Records to use:
----------------
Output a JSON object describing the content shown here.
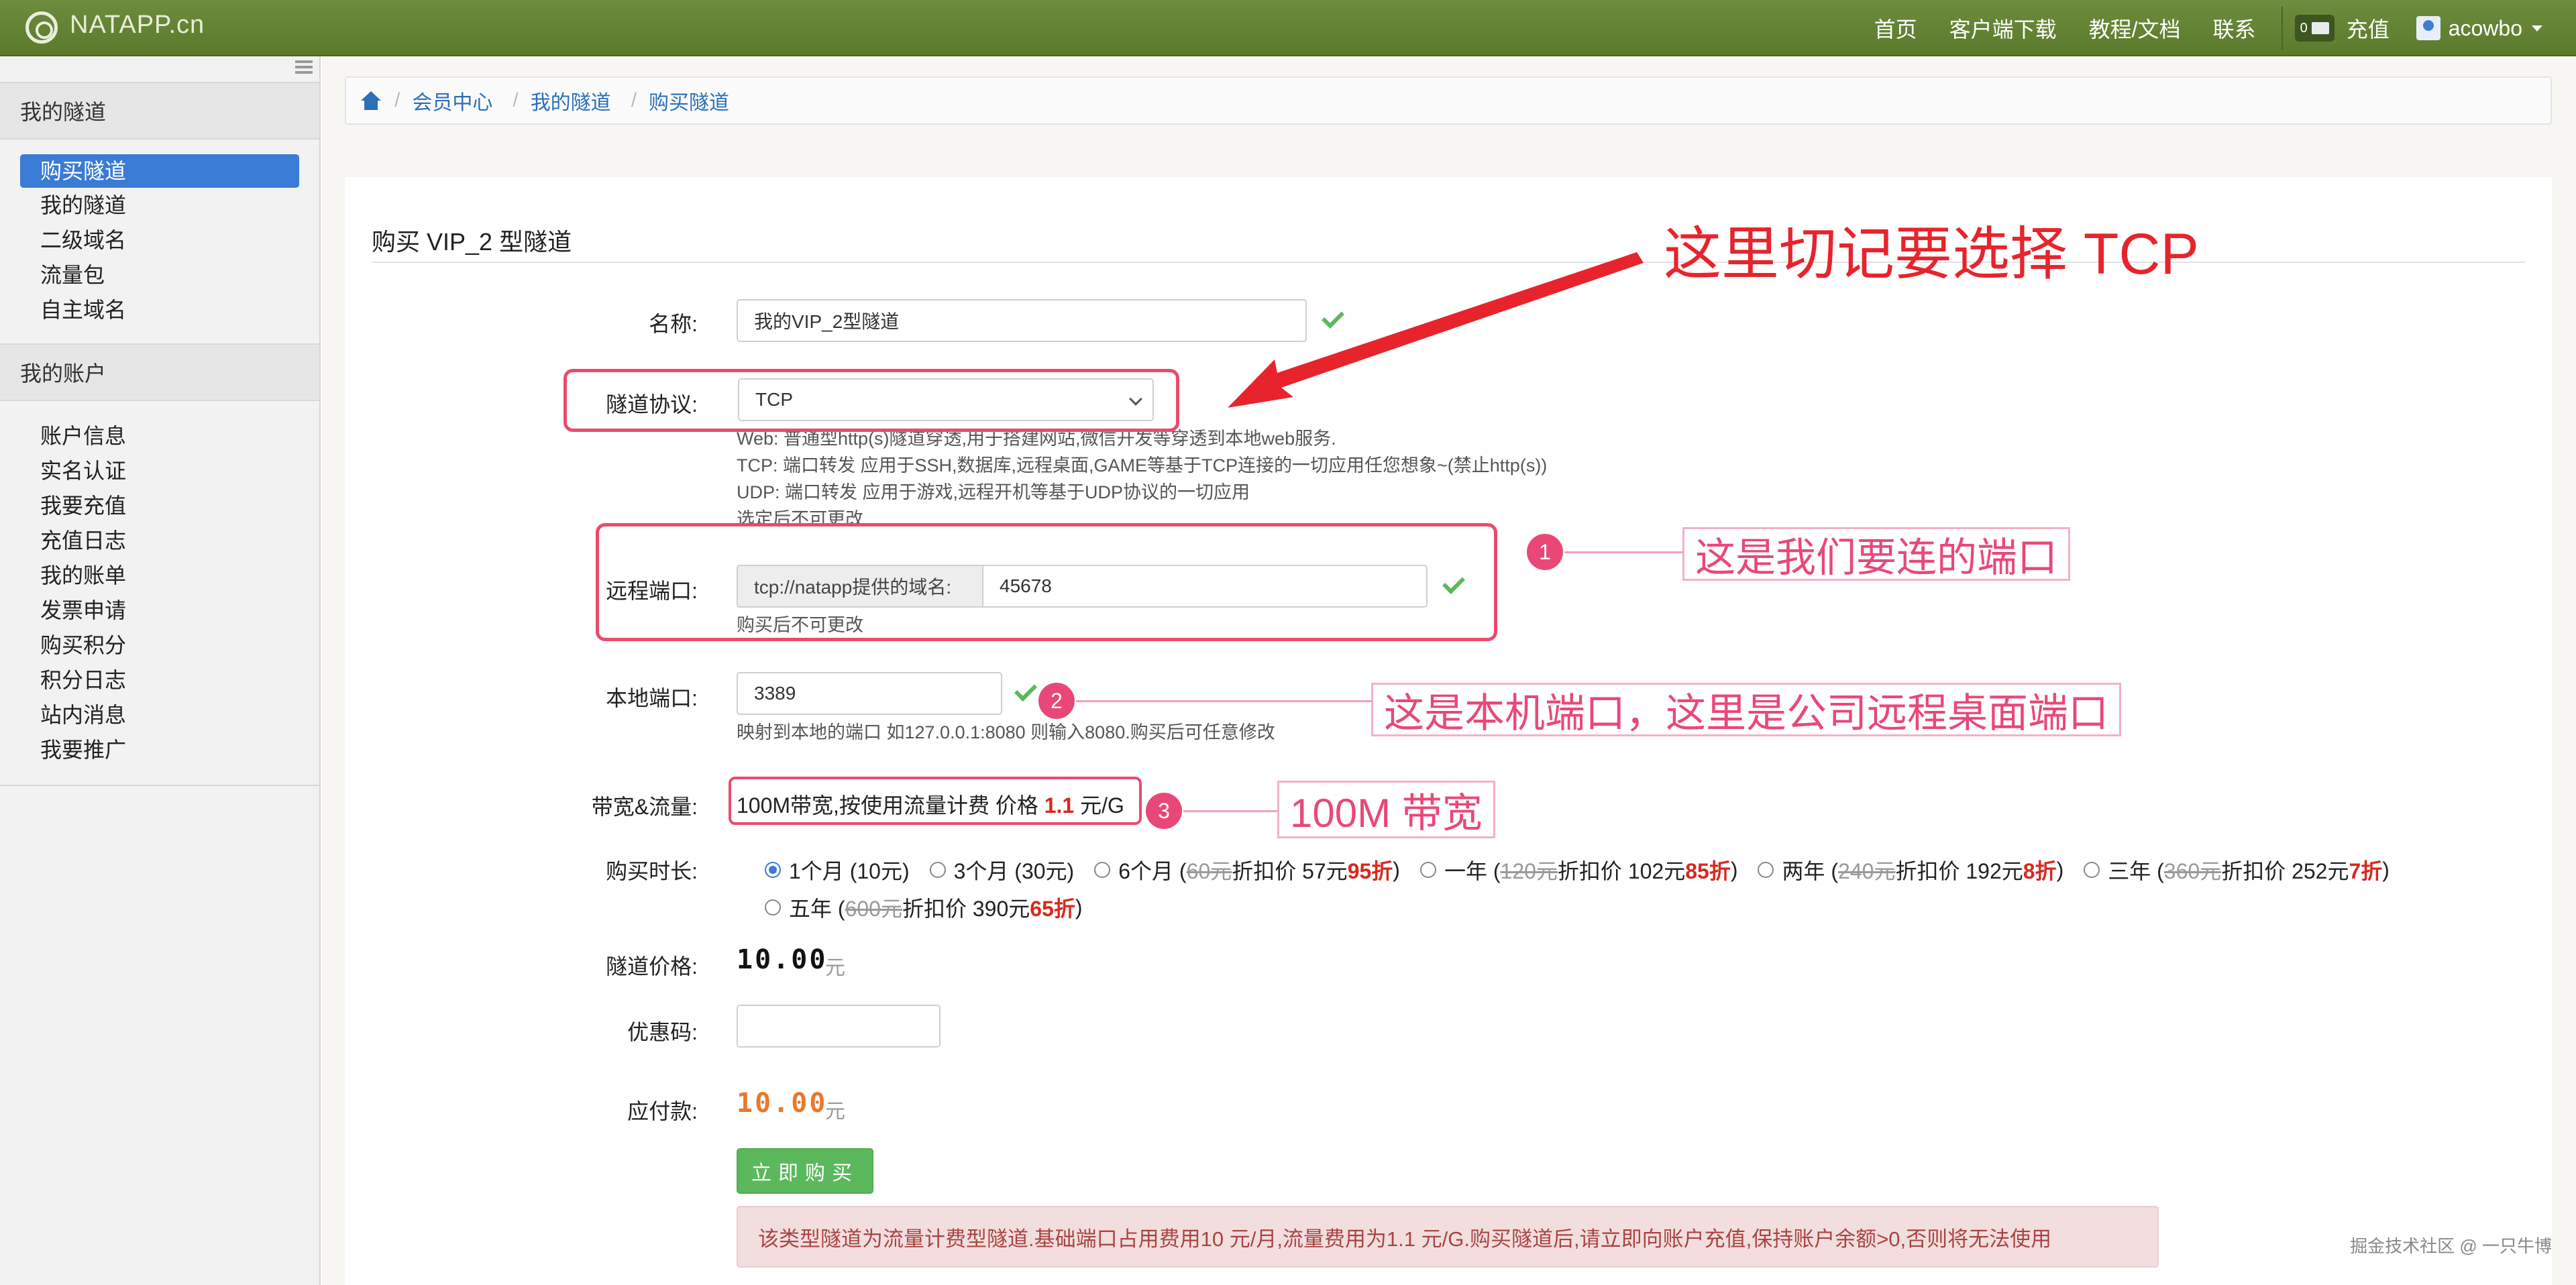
{
  "navbar": {
    "brand": "NATAPP.cn",
    "links": [
      "首页",
      "客户端下载",
      "教程/文档",
      "联系"
    ],
    "message_count": "0",
    "recharge": "充值",
    "username": "acowbo"
  },
  "sidebar": {
    "section1_title": "我的隧道",
    "section1_items": [
      "购买隧道",
      "我的隧道",
      "二级域名",
      "流量包",
      "自主域名"
    ],
    "section2_title": "我的账户",
    "section2_items": [
      "账户信息",
      "实名认证",
      "我要充值",
      "充值日志",
      "我的账单",
      "发票申请",
      "购买积分",
      "积分日志",
      "站内消息",
      "我要推广"
    ]
  },
  "breadcrumb": [
    "会员中心",
    "我的隧道",
    "购买隧道"
  ],
  "form": {
    "title": "购买 VIP_2 型隧道",
    "name_label": "名称:",
    "name_value": "我的VIP_2型隧道",
    "protocol_label": "隧道协议:",
    "protocol_value": "TCP",
    "protocol_help": [
      "Web: 普通型http(s)隧道穿透,用于搭建网站,微信开发等穿透到本地web服务.",
      "TCP: 端口转发 应用于SSH,数据库,远程桌面,GAME等基于TCP连接的一切应用任您想象~(禁止http(s))",
      "UDP: 端口转发 应用于游戏,远程开机等基于UDP协议的一切应用",
      "选定后不可更改"
    ],
    "remote_port_label": "远程端口:",
    "remote_port_prefix": "tcp://natapp提供的域名:",
    "remote_port_value": "45678",
    "remote_port_help": "购买后不可更改",
    "local_port_label": "本地端口:",
    "local_port_value": "3389",
    "local_port_help": "映射到本地的端口 如127.0.0.1:8080 则输入8080.购买后可任意修改",
    "bandwidth_label": "带宽&流量:",
    "bandwidth_text": "100M带宽,按使用流量计费 价格",
    "bandwidth_price": "1.1",
    "bandwidth_unit": "元/G",
    "duration_label": "购买时长:",
    "duration_options": [
      {
        "label": "1个月 (10元)",
        "orig": "",
        "mid": "",
        "disc": "",
        "end": "",
        "selected": true
      },
      {
        "label": "3个月 (30元)",
        "orig": "",
        "mid": "",
        "disc": "",
        "end": "",
        "selected": false
      },
      {
        "label": "6个月 (",
        "orig": "60元",
        "mid": " 折扣价 57元 ",
        "disc": "95折",
        "end": ")",
        "selected": false
      },
      {
        "label": "一年 (",
        "orig": "120元",
        "mid": " 折扣价 102元 ",
        "disc": "85折",
        "end": ")",
        "selected": false
      },
      {
        "label": "两年 (",
        "orig": "240元",
        "mid": " 折扣价 192元 ",
        "disc": "8折",
        "end": ")",
        "selected": false
      },
      {
        "label": "三年 (",
        "orig": "360元",
        "mid": " 折扣价 252元 ",
        "disc": "7折",
        "end": ")",
        "selected": false
      },
      {
        "label": "五年 (",
        "orig": "600元",
        "mid": " 折扣价 390元 ",
        "disc": "65折",
        "end": ")",
        "selected": false
      }
    ],
    "tunnel_price_label": "隧道价格:",
    "tunnel_price": "10.00",
    "price_unit": "元",
    "coupon_label": "优惠码:",
    "coupon_value": "",
    "payable_label": "应付款:",
    "payable": "10.00",
    "buy_button": "立即购买",
    "alert": "该类型隧道为流量计费型隧道.基础端口占用费用10 元/月,流量费用为1.1 元/G.购买隧道后,请立即向账户充值,保持账户余额>0,否则将无法使用"
  },
  "annotations": {
    "title": "这里切记要选择 TCP",
    "note1_num": "1",
    "note1": "这是我们要连的端口",
    "note2_num": "2",
    "note2": "这是本机端口，这里是公司远程桌面端口",
    "note3_num": "3",
    "note3": "100M 带宽"
  },
  "watermark": "掘金技术社区 @ 一只牛博",
  "colors": {
    "navbar": "#6e8c3e",
    "active_item": "#3a7bd5",
    "buy_button": "#5cb85c",
    "annotation": "#e94877",
    "arrow": "#e7242c",
    "payable": "#e8792c"
  }
}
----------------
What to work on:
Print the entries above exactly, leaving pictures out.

Result for this exercise:
Output a JSON object describing the content shown here.
{
  "navbar": {
    "brand": "NATAPP.cn",
    "links": [
      "首页",
      "客户端下载",
      "教程/文档",
      "联系"
    ],
    "message_count": "0",
    "recharge": "充值",
    "username": "acowbo"
  },
  "sidebar": {
    "section1_title": "我的隧道",
    "section1_items": [
      "购买隧道",
      "我的隧道",
      "二级域名",
      "流量包",
      "自主域名"
    ],
    "section2_title": "我的账户",
    "section2_items": [
      "账户信息",
      "实名认证",
      "我要充值",
      "充值日志",
      "我的账单",
      "发票申请",
      "购买积分",
      "积分日志",
      "站内消息",
      "我要推广"
    ]
  },
  "breadcrumb": [
    "会员中心",
    "我的隧道",
    "购买隧道"
  ],
  "form": {
    "title": "购买 VIP_2 型隧道",
    "name_label": "名称:",
    "name_value": "我的VIP_2型隧道",
    "protocol_label": "隧道协议:",
    "protocol_value": "TCP",
    "protocol_help": [
      "Web: 普通型http(s)隧道穿透,用于搭建网站,微信开发等穿透到本地web服务.",
      "TCP: 端口转发 应用于SSH,数据库,远程桌面,GAME等基于TCP连接的一切应用任您想象~(禁止http(s))",
      "UDP: 端口转发 应用于游戏,远程开机等基于UDP协议的一切应用",
      "选定后不可更改"
    ],
    "remote_port_label": "远程端口:",
    "remote_port_prefix": "tcp://natapp提供的域名:",
    "remote_port_value": "45678",
    "remote_port_help": "购买后不可更改",
    "local_port_label": "本地端口:",
    "local_port_value": "3389",
    "local_port_help": "映射到本地的端口 如127.0.0.1:8080 则输入8080.购买后可任意修改",
    "bandwidth_label": "带宽&流量:",
    "bandwidth_text": "100M带宽,按使用流量计费 价格",
    "bandwidth_price": "1.1",
    "bandwidth_unit": "元/G",
    "duration_label": "购买时长:",
    "duration_options": [
      {
        "label": "1个月 (10元)",
        "orig": "",
        "mid": "",
        "disc": "",
        "end": "",
        "selected": true
      },
      {
        "label": "3个月 (30元)",
        "orig": "",
        "mid": "",
        "disc": "",
        "end": "",
        "selected": false
      },
      {
        "label": "6个月 (",
        "orig": "60元",
        "mid": " 折扣价 57元 ",
        "disc": "95折",
        "end": ")",
        "selected": false
      },
      {
        "label": "一年 (",
        "orig": "120元",
        "mid": " 折扣价 102元 ",
        "disc": "85折",
        "end": ")",
        "selected": false
      },
      {
        "label": "两年 (",
        "orig": "240元",
        "mid": " 折扣价 192元 ",
        "disc": "8折",
        "end": ")",
        "selected": false
      },
      {
        "label": "三年 (",
        "orig": "360元",
        "mid": " 折扣价 252元 ",
        "disc": "7折",
        "end": ")",
        "selected": false
      },
      {
        "label": "五年 (",
        "orig": "600元",
        "mid": " 折扣价 390元 ",
        "disc": "65折",
        "end": ")",
        "selected": false
      }
    ],
    "tunnel_price_label": "隧道价格:",
    "tunnel_price": "10.00",
    "price_unit": "元",
    "coupon_label": "优惠码:",
    "coupon_value": "",
    "payable_label": "应付款:",
    "payable": "10.00",
    "buy_button": "立即购买",
    "alert": "该类型隧道为流量计费型隧道.基础端口占用费用10 元/月,流量费用为1.1 元/G.购买隧道后,请立即向账户充值,保持账户余额>0,否则将无法使用"
  },
  "annotations": {
    "title": "这里切记要选择 TCP",
    "note1_num": "1",
    "note1": "这是我们要连的端口",
    "note2_num": "2",
    "note2": "这是本机端口，这里是公司远程桌面端口",
    "note3_num": "3",
    "note3": "100M 带宽"
  },
  "watermark": "掘金技术社区 @ 一只牛博",
  "colors": {
    "navbar": "#6e8c3e",
    "active_item": "#3a7bd5",
    "buy_button": "#5cb85c",
    "annotation": "#e94877",
    "arrow": "#e7242c",
    "payable": "#e8792c"
  }
}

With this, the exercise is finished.